Richelle E. Goodrich
LADY LAZARUS I have done it again. One year in every ten I manage it- A sort of walking miracle, my skin Bright as a Nazi lampshade, My right foot A paperweight, My face a featureless, fine Jew linen. Peel off the napkin O my enemy. Do I terrify?- The nose, the eye pits, the full set of teeth? The sour breath Will vanish in a day. Soon, soon the flesh The grave cave ate will be At home on me And I a smiling woman. I am only thirty. And like the cat I have nine times to die. This is Number Three. What a trash To annihilate each decade. What a million filaments. The peanut-crunching crowd Shoves in to see Them unwrap me hand and foot- The big strip tease. Gentlemen, ladies These are my hands My knees. I may be skin and bone, Nevertheless, I am the same, identical woman. The first time it happened I was ten. It was an accident. The second time I meant To last it out and not come back at all. I rocked shut As a seashell. They had to call and call And pick the worms off me like sticky pearls. Dying Is an art, like everything else. I do it exceptionally well. I do it so it feels like hell. I do it so it feels real. I guess you could say I've a call. It's easy enough to do it in a cell. It's easy enough to do it and stay put.

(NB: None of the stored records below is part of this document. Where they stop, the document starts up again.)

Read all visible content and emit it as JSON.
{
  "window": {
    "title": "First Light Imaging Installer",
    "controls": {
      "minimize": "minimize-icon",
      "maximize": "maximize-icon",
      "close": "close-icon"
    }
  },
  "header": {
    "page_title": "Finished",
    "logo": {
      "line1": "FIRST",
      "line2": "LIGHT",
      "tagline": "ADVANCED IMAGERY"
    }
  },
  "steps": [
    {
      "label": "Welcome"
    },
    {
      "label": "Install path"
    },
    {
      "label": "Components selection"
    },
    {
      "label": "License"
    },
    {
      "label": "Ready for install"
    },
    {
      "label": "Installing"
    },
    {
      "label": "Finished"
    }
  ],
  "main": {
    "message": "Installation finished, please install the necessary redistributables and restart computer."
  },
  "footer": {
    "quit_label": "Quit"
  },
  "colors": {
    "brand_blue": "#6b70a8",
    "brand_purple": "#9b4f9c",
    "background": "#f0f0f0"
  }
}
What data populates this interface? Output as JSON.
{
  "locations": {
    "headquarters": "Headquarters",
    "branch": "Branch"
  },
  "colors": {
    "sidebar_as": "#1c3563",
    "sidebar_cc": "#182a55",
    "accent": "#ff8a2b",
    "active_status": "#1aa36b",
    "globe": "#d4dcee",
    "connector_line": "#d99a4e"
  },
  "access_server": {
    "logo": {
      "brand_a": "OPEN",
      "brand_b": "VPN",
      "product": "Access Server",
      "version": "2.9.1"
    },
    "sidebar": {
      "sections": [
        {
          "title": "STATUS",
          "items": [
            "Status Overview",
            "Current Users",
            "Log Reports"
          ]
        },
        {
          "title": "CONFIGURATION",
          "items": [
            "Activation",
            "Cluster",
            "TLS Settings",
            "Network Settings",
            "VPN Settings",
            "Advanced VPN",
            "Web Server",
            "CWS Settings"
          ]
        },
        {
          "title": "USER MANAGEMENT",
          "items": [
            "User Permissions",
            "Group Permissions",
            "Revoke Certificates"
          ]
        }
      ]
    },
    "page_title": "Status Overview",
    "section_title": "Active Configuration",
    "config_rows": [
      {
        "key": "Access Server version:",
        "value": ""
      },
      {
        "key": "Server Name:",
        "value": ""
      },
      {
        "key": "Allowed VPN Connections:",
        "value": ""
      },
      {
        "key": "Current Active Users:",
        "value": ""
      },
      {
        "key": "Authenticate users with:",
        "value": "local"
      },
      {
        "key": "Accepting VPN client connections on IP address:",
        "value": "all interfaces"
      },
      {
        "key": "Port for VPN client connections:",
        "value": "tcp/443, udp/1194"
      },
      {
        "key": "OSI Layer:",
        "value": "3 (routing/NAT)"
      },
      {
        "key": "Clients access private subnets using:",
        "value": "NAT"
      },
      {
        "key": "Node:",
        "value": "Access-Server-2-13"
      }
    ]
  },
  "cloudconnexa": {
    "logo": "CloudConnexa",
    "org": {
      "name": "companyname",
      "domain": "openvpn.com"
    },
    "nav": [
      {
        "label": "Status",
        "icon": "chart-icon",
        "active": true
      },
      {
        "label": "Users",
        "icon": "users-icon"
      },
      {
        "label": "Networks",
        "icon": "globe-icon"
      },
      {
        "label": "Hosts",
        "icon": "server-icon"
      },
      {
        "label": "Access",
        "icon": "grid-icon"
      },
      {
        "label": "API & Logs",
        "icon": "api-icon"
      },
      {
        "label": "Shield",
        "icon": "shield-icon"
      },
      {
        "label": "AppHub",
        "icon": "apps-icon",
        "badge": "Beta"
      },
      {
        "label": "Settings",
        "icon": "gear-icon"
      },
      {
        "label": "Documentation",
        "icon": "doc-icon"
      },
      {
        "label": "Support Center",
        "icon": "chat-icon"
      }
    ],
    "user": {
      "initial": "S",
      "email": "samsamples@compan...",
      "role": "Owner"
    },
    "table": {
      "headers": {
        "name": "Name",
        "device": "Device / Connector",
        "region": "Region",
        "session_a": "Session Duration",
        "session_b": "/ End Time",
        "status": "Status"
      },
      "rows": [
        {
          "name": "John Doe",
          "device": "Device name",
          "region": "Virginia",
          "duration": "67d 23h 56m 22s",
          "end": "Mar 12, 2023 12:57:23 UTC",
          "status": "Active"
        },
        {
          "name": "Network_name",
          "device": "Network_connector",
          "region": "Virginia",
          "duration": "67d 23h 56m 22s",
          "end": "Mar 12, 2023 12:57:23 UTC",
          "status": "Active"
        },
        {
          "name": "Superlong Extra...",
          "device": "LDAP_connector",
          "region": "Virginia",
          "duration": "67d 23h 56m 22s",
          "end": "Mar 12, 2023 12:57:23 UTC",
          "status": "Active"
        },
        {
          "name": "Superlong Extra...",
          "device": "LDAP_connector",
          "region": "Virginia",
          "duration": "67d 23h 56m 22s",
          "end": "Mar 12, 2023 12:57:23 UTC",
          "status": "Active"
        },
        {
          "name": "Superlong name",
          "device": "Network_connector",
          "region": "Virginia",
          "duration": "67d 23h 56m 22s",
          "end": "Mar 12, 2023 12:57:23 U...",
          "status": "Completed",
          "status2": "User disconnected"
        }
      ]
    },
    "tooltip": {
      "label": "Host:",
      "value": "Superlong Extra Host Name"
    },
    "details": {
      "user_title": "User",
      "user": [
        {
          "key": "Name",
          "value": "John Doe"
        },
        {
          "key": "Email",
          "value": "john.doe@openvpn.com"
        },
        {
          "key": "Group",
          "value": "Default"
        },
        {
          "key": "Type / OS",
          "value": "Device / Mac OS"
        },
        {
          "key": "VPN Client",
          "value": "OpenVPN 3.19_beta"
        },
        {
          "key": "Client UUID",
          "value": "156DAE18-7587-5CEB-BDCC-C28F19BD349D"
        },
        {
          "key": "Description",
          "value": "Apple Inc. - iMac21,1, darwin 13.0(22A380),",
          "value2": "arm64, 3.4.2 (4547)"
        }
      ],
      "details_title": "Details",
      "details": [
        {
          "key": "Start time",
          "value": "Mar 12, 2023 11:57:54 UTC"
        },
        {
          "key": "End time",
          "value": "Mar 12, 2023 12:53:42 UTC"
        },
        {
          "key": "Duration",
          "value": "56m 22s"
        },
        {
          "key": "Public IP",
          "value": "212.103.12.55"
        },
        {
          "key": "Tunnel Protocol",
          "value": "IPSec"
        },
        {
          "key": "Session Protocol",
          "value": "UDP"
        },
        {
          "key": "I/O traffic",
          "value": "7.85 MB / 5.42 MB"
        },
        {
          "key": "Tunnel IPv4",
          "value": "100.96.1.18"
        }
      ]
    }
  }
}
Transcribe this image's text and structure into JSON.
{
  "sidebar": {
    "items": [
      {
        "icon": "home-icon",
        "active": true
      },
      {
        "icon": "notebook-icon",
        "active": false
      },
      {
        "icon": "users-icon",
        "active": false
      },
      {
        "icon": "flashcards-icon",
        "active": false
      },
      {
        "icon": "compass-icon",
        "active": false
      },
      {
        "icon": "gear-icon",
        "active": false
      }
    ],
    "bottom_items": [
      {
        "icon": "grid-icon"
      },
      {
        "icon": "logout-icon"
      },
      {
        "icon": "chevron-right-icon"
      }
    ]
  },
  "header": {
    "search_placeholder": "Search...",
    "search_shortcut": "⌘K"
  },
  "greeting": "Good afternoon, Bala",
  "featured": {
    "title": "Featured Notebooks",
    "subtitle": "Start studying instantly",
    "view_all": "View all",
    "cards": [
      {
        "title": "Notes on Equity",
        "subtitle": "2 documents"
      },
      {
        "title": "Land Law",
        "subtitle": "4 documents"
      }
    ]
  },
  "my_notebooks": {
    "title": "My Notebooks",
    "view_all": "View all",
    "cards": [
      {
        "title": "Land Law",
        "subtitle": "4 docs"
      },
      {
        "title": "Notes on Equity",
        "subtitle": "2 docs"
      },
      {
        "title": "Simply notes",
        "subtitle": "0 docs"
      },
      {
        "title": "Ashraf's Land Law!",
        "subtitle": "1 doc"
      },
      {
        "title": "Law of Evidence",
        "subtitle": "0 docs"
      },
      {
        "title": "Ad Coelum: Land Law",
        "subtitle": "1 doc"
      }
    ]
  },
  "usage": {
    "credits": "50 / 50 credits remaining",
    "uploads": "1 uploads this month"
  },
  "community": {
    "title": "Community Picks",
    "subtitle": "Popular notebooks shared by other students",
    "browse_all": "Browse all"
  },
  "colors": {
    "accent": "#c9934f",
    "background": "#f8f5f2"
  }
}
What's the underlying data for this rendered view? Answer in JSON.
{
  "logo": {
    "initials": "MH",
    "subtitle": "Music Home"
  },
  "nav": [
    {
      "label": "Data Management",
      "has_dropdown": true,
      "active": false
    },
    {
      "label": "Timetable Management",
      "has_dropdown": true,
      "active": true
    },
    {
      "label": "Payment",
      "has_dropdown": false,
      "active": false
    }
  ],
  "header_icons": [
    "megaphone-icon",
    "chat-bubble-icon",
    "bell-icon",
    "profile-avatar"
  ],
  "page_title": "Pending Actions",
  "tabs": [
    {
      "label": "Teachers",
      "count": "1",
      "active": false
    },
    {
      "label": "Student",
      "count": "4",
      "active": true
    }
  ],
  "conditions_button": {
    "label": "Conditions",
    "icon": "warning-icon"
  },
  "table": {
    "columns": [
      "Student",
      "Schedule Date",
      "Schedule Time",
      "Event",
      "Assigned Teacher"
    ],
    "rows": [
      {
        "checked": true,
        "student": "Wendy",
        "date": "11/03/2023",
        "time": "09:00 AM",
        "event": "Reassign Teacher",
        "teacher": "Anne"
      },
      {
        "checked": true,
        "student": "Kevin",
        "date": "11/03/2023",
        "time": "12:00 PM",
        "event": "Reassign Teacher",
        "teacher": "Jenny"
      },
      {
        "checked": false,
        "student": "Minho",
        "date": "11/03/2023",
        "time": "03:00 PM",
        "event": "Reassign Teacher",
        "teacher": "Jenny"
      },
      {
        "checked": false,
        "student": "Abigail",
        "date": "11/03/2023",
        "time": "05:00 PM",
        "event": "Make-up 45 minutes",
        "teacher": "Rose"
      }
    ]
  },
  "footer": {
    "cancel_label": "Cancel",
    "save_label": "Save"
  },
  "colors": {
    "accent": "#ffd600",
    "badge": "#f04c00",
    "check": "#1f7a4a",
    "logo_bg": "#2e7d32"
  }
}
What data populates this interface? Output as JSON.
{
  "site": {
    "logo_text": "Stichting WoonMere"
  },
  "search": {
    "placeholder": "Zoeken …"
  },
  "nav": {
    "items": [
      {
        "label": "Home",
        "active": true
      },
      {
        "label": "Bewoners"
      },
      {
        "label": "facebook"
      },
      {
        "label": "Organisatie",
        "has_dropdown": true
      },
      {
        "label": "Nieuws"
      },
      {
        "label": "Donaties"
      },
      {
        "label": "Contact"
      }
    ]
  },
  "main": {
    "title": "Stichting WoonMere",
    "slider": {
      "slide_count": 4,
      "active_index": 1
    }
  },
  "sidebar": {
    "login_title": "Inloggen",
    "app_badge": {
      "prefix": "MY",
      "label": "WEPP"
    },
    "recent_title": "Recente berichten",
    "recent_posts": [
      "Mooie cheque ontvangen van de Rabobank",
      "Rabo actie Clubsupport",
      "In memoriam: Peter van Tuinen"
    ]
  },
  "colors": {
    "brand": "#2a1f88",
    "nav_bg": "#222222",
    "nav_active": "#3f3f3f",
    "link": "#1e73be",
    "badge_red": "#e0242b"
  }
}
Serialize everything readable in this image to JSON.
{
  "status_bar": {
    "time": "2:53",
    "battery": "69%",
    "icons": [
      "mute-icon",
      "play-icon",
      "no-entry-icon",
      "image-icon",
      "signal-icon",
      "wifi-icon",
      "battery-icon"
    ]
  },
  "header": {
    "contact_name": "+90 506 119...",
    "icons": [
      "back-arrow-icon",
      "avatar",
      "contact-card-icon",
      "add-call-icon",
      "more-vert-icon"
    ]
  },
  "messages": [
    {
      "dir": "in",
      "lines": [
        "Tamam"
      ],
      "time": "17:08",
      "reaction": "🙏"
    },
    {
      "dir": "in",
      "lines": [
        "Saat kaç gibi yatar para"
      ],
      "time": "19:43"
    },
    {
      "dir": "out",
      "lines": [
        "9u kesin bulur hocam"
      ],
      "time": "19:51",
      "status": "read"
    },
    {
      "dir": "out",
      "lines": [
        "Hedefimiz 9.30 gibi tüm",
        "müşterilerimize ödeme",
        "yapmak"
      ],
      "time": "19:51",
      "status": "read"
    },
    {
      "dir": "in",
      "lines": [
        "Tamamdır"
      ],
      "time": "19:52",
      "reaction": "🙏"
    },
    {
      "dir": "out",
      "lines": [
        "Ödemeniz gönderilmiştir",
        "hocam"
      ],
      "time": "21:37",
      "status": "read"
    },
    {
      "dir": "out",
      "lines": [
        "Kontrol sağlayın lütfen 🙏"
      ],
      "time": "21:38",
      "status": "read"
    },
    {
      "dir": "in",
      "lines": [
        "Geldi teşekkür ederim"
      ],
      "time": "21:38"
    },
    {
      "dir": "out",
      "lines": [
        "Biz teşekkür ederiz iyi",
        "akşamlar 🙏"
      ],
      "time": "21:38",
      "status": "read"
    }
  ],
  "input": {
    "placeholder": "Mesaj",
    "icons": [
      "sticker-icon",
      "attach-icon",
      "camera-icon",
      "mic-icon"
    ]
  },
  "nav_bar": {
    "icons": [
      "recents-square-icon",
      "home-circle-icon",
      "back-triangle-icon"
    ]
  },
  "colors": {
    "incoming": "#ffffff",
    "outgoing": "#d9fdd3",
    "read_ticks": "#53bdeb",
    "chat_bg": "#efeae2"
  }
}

It's the theatrical Comeback in broad day To the same place, the same face, the same brute Amused shout: 'A miracle!' That knocks me out. There is a charge For the eyeing of my scars, there is a charge For the hearing of my heart- It really goes. And there is a charge, a very large charge For a word or a touch Or a bit of blood Or a piece of my hair or my clothes. So, so, Herr Doktor. So, Herr Enemy. I am your opus, I am your valuable, The pure gold baby That melts to a shriek. I turn and burn. Do not think I underestimate your great concern. Ash, ash- You poke and stir. Flesh, bone, there is nothing there- A cake of soap, A wedding ring, A gold filling. Herr God, Herr Lucifer Beware Beware. Out of the ash I rise with my red hair And I eat men like air.